GIVEN RECORDS:
---
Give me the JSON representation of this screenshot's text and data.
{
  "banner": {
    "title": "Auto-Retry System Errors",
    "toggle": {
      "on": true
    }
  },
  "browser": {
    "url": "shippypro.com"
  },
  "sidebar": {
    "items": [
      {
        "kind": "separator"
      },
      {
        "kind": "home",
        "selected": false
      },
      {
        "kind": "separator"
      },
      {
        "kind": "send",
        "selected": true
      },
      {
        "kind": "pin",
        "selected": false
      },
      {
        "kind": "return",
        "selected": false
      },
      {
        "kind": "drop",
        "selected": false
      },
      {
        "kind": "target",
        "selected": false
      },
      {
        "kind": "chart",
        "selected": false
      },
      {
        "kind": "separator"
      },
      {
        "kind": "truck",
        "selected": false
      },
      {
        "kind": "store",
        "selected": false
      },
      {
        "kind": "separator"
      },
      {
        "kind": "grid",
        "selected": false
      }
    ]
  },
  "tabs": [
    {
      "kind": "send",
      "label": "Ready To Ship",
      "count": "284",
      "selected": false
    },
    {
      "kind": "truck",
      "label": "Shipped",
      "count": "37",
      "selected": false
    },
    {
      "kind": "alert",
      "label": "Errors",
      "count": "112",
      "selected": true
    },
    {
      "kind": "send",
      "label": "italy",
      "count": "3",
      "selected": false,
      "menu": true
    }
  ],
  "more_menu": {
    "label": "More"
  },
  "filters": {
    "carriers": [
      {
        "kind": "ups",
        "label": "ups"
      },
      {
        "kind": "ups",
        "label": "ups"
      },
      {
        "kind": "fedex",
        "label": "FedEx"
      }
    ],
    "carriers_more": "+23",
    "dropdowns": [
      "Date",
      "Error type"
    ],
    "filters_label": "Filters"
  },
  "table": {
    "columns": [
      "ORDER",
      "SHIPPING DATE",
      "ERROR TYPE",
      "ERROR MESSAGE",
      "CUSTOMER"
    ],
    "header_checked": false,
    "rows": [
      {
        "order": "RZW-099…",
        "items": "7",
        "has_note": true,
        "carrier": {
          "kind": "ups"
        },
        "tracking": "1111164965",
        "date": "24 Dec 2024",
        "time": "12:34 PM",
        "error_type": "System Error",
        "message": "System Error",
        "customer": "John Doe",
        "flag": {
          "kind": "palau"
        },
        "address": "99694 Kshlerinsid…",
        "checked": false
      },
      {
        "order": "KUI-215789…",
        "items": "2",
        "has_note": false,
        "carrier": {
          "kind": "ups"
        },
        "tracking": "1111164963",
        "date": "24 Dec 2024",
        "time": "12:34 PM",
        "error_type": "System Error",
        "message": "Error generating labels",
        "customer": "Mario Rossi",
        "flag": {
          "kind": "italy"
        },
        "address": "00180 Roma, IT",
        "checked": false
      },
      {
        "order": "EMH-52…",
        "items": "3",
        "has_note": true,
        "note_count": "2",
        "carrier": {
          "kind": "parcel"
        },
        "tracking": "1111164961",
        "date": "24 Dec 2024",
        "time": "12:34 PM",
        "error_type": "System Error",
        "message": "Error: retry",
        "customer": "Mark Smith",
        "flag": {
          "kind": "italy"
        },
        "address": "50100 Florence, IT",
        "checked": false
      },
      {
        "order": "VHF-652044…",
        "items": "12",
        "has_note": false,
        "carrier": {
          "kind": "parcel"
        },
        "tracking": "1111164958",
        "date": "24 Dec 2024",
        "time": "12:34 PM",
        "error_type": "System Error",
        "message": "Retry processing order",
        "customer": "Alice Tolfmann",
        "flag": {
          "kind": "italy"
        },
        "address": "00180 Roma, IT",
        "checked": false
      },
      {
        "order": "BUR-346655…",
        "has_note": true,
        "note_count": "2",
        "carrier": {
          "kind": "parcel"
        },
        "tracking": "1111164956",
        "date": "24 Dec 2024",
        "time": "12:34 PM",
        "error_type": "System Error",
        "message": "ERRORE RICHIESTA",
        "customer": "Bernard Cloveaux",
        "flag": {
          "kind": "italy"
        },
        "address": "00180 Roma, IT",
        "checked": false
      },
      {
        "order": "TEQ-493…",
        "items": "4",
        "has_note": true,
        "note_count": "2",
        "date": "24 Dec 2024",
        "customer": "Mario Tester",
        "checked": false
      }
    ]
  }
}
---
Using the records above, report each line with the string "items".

    "items": [
        "items": "7",
        "items": "2",
        "items": "3",
        "items": "12",
        "items": "4",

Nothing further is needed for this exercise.